It appears doubtful that chairman of Chicago City Council's Committee on Rules and Ethics, 33rd Ward Alderman Richard Mell, will introduce the new Chicago ward map to the floor of City Council on Wed., Dec. 14, though it should have been introduced by Dec. 1. Several aldermen, however, are working on a new redistricting map--one for 35 instead of 50 wards.

For months there have been meeting after meeting, behind closed doors and in public forums. Aldermen have shuffled in and out of the "map room" to make sure no one has adjusted their boundaries or to readjust them because another part of their ward has been claimed. Negotiation after negotiation has fallen apart. Boundaries look less symmetrical then teeth on a rip saw blade. Logical squared-off boundaries appear to be totally unacceptable. An entire ward is to be moved from the south to the north side of the city and the list goes on.

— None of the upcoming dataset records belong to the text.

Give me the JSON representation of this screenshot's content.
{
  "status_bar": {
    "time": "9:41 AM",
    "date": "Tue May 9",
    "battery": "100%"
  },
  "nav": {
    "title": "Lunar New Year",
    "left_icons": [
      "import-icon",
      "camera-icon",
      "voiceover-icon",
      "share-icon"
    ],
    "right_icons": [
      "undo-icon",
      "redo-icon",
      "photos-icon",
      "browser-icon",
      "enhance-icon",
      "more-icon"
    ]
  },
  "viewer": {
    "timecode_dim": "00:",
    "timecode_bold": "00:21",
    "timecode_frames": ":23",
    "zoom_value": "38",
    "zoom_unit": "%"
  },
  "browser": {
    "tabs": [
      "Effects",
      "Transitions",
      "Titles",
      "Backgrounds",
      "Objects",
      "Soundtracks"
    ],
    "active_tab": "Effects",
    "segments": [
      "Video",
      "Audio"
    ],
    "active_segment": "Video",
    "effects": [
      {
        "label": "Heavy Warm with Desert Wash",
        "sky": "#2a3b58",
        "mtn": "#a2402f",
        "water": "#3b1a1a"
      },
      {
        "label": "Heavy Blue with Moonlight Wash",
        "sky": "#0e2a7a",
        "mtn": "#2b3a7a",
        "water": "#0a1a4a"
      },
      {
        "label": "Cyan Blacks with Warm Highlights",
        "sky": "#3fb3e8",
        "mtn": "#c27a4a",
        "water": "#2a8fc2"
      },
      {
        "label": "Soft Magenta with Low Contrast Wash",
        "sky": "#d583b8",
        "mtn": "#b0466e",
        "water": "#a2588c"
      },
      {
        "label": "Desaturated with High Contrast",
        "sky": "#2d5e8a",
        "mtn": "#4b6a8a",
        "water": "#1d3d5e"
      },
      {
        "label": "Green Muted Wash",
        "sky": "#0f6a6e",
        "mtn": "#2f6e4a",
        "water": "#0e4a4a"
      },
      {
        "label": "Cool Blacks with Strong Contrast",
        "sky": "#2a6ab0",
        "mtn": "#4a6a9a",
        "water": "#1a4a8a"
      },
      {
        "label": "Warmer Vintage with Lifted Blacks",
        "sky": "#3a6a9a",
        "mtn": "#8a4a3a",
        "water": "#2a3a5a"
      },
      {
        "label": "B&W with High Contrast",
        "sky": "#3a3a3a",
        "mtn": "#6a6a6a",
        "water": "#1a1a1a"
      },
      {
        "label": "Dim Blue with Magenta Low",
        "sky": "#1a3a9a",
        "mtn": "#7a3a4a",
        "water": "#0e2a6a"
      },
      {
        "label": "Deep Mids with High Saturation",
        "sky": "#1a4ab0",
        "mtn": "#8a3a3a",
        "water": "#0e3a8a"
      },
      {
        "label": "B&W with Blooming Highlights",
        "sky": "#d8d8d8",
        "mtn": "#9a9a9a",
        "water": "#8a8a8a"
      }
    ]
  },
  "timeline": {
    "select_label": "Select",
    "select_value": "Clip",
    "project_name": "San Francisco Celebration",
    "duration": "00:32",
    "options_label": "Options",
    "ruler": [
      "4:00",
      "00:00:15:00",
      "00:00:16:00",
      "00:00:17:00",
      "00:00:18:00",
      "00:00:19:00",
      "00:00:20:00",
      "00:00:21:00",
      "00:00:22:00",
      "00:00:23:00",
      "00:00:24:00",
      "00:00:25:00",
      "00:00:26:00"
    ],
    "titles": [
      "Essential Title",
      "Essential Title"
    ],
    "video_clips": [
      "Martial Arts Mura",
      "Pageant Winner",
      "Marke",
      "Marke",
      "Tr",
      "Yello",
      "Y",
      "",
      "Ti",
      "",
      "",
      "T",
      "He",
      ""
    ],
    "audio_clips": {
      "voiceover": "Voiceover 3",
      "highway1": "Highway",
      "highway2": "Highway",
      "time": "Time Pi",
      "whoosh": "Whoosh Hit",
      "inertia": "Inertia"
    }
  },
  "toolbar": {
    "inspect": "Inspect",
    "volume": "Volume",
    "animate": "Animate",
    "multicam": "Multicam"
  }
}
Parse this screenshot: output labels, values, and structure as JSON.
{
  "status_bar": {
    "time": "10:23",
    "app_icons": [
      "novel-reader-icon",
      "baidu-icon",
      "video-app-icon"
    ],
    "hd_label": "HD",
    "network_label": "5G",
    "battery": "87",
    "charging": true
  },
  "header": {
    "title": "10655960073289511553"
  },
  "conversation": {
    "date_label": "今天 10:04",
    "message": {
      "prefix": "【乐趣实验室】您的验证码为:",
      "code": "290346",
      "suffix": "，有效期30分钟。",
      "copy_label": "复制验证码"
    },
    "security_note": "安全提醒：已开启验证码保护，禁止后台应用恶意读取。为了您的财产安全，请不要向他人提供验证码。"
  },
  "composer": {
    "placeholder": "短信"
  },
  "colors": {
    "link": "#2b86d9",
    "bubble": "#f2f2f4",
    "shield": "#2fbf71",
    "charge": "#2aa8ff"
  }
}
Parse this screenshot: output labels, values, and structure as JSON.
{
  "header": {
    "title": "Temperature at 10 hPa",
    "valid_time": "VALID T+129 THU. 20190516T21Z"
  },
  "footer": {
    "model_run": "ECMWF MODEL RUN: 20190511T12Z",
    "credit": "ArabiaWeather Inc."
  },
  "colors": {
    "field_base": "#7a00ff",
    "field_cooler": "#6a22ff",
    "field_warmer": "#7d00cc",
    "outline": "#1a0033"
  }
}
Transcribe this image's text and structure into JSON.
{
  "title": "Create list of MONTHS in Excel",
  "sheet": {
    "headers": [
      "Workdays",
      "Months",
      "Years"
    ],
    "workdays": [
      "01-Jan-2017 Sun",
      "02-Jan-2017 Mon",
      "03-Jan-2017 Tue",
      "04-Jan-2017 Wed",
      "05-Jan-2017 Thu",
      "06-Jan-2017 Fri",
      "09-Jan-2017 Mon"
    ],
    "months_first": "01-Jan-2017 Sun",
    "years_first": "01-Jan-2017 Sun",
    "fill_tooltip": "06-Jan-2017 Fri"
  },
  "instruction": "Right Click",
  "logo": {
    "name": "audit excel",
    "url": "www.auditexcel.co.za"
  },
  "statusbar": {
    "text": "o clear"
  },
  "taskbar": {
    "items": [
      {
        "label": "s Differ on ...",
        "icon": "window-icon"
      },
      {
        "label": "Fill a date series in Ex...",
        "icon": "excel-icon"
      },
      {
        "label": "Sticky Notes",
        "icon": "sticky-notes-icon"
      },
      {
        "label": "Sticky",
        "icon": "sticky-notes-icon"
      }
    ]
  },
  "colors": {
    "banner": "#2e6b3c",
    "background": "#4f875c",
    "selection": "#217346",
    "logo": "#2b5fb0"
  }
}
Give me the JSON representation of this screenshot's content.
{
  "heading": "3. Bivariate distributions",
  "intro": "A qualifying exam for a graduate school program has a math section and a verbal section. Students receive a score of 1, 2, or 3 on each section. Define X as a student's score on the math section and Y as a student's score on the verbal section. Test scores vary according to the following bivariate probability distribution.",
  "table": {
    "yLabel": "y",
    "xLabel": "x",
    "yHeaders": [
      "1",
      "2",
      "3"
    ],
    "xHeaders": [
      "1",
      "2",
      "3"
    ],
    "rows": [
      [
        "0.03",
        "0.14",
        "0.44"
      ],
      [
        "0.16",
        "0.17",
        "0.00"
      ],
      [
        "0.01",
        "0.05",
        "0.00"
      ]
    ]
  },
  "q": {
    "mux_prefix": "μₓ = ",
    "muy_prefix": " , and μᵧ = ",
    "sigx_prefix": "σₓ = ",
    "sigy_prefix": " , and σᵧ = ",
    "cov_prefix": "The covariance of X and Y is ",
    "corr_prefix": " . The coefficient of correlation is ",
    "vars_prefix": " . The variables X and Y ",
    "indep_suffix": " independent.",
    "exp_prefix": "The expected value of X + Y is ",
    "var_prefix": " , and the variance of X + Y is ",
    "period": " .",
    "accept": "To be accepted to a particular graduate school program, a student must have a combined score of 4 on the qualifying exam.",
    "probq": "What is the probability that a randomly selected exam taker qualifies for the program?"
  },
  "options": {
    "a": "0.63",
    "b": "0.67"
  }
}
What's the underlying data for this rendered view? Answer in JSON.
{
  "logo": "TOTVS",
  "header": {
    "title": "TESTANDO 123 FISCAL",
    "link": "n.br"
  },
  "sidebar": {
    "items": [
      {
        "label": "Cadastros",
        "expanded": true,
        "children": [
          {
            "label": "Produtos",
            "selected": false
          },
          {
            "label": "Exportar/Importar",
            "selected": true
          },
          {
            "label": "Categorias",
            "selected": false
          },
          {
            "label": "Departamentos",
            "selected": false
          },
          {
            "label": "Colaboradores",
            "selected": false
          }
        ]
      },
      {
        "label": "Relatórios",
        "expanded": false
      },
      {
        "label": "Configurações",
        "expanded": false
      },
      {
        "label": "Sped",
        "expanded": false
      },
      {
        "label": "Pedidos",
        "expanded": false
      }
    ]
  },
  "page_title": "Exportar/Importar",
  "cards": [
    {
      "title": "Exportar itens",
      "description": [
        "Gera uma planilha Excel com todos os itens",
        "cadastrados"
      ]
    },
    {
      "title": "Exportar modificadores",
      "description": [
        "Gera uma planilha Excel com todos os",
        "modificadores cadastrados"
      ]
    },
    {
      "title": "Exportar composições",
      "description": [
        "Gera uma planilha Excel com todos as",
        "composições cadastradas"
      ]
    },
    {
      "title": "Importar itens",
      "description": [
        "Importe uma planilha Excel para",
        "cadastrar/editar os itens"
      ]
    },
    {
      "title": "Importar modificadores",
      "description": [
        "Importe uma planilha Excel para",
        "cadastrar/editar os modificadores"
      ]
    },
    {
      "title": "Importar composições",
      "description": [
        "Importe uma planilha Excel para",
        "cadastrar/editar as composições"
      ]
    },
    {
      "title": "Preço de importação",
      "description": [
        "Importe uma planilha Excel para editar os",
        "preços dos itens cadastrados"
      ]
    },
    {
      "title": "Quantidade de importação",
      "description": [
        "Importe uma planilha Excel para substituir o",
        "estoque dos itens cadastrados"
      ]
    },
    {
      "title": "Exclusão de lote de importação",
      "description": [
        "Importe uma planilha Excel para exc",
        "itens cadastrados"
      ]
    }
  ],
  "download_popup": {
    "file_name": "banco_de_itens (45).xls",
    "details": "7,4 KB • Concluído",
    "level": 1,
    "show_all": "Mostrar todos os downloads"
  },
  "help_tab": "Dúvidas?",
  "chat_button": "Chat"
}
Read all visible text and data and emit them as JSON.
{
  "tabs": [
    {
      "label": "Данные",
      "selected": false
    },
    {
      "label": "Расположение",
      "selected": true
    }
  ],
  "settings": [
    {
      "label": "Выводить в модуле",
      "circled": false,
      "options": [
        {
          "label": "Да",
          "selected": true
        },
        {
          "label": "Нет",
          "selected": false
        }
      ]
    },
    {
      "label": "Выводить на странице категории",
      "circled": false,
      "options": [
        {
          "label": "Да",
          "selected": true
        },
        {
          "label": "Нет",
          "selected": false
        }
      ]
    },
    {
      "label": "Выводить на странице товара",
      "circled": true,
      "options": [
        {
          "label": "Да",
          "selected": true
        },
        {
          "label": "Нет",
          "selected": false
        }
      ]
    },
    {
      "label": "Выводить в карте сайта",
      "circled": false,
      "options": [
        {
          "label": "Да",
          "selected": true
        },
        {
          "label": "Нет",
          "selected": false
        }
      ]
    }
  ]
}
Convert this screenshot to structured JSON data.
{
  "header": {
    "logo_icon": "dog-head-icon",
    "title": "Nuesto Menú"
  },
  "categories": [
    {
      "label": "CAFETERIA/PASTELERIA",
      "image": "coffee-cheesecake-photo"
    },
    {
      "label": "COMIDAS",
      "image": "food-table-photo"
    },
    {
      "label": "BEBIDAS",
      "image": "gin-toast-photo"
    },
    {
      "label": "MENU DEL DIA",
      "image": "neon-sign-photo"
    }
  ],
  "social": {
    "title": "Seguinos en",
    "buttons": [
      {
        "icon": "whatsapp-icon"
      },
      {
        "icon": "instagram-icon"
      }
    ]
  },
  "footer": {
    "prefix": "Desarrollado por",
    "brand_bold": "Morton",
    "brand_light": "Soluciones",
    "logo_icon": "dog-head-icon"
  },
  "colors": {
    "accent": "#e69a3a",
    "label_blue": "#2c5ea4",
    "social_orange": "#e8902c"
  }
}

Tired and no doubt frustrated by the continual jostling for turf that is going nowhere, a group of aldermen including Scott Waguespack, 32nd Ward, decided to look at a new solution by reducing the number of wards. There is some historic precedent.

When Chicago incorporated as a City in 1837 there were six wards created. As the population increased the ward count increased to 35 by 1889. For the most part, except for two wards, there were two aldermen per ward until 1923. At that point, the count of aldermen per ward went to one as the number of wards increased to 50.






Post new comment

The content of this field is kept private and will not be shown publicly.
  • Web page addresses and e-mail addresses turn into links automatically.
  • Insert images and media with <pp_img> or <pp_media>. See formatting options for syntax.

More information about formatting options